Work to be completed: Print the records exactly. Every mark must remain.

━━━━━━━━━━━━━━━━

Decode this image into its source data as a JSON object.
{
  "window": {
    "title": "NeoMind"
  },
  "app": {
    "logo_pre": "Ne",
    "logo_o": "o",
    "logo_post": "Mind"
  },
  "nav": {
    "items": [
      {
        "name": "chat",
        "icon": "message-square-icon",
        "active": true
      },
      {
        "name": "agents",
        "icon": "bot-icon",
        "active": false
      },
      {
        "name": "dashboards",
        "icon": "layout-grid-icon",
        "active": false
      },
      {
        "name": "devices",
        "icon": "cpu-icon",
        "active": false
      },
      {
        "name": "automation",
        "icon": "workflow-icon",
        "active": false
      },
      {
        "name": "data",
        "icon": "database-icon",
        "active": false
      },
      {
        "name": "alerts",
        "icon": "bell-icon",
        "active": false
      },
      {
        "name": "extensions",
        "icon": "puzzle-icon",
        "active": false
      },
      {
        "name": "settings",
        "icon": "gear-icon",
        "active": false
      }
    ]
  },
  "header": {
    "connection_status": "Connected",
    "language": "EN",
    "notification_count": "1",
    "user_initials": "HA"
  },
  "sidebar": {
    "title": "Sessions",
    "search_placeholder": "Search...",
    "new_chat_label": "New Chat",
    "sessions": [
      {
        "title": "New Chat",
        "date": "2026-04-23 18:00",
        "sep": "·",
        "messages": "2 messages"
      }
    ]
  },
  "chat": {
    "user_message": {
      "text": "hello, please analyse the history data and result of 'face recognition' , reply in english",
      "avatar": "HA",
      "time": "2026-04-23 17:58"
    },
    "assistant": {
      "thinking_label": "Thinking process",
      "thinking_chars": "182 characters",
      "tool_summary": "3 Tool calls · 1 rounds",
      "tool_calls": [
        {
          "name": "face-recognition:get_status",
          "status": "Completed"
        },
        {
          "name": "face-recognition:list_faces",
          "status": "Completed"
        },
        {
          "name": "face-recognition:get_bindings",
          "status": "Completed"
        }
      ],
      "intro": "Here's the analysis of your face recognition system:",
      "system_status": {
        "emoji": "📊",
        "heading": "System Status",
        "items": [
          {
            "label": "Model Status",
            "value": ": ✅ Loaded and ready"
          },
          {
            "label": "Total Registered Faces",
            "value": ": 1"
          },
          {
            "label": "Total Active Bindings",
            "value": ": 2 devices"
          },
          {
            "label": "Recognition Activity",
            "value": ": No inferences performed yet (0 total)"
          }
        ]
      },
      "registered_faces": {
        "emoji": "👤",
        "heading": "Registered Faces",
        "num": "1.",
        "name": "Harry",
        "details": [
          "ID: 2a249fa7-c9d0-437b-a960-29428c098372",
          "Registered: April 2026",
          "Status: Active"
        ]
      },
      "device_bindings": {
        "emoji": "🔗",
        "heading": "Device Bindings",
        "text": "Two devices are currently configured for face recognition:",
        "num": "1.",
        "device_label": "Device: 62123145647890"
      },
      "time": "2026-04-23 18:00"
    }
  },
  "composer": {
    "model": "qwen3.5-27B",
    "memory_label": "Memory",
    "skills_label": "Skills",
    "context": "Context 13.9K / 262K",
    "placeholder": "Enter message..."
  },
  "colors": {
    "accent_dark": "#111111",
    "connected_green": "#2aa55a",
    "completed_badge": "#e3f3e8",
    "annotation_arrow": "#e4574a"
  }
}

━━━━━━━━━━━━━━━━

Your response:
Decode this image into its source data as a JSON object.
{
  "window": {
    "title": "NeoMind"
  },
  "app": {
    "logo_pre": "Ne",
    "logo_o": "o",
    "logo_post": "Mind"
  },
  "nav": {
    "items": [
      {
        "name": "chat",
        "icon": "message-square-icon",
        "active": true
      },
      {
        "name": "agents",
        "icon": "bot-icon",
        "active": false
      },
      {
        "name": "dashboards",
        "icon": "layout-grid-icon",
        "active": false
      },
      {
        "name": "devices",
        "icon": "cpu-icon",
        "active": false
      },
      {
        "name": "automation",
        "icon": "workflow-icon",
        "active": false
      },
      {
        "name": "data",
        "icon": "database-icon",
        "active": false
      },
      {
        "name": "alerts",
        "icon": "bell-icon",
        "active": false
      },
      {
        "name": "extensions",
        "icon": "puzzle-icon",
        "active": false
      },
      {
        "name": "settings",
        "icon": "gear-icon",
        "active": false
      }
    ]
  },
  "header": {
    "connection_status": "Connected",
    "language": "EN",
    "notification_count": "1",
    "user_initials": "HA"
  },
  "sidebar": {
    "title": "Sessions",
    "search_placeholder": "Search...",
    "new_chat_label": "New Chat",
    "sessions": [
      {
        "title": "New Chat",
        "date": "2026-04-23 18:00",
        "sep": "·",
        "messages": "2 messages"
      }
    ]
  },
  "chat": {
    "user_message": {
      "text": "hello, please analyse the history data and result of 'face recognition' , reply in english",
      "avatar": "HA",
      "time": "2026-04-23 17:58"
    },
    "assistant": {
      "thinking_label": "Thinking process",
      "thinking_chars": "182 characters",
      "tool_summary": "3 Tool calls · 1 rounds",
      "tool_calls": [
        {
          "name": "face-recognition:get_status",
          "status": "Completed"
        },
        {
          "name": "face-recognition:list_faces",
          "status": "Completed"
        },
        {
          "name": "face-recognition:get_bindings",
          "status": "Completed"
        }
      ],
      "intro": "Here's the analysis of your face recognition system:",
      "system_status": {
        "emoji": "📊",
        "heading": "System Status",
        "items": [
          {
            "label": "Model Status",
            "value": ": ✅ Loaded and ready"
          },
          {
            "label": "Total Registered Faces",
            "value": ": 1"
          },
          {
            "label": "Total Active Bindings",
            "value": ": 2 devices"
          },
          {
            "label": "Recognition Activity",
            "value": ": No inferences performed yet (0 total)"
          }
        ]
      },
      "registered_faces": {
        "emoji": "👤",
        "heading": "Registered Faces",
        "num": "1.",
        "name": "Harry",
        "details": [
          "ID: 2a249fa7-c9d0-437b-a960-29428c098372",
          "Registered: April 2026",
          "Status: Active"
        ]
      },
      "device_bindings": {
        "emoji": "🔗",
        "heading": "Device Bindings",
        "text": "Two devices are currently configured for face recognition:",
        "num": "1.",
        "device_label": "Device: 62123145647890"
      },
      "time": "2026-04-23 18:00"
    }
  },
  "composer": {
    "model": "qwen3.5-27B",
    "memory_label": "Memory",
    "skills_label": "Skills",
    "context": "Context 13.9K / 262K",
    "placeholder": "Enter message..."
  },
  "colors": {
    "accent_dark": "#111111",
    "connected_green": "#2aa55a",
    "completed_badge": "#e3f3e8",
    "annotation_arrow": "#e4574a"
  }
}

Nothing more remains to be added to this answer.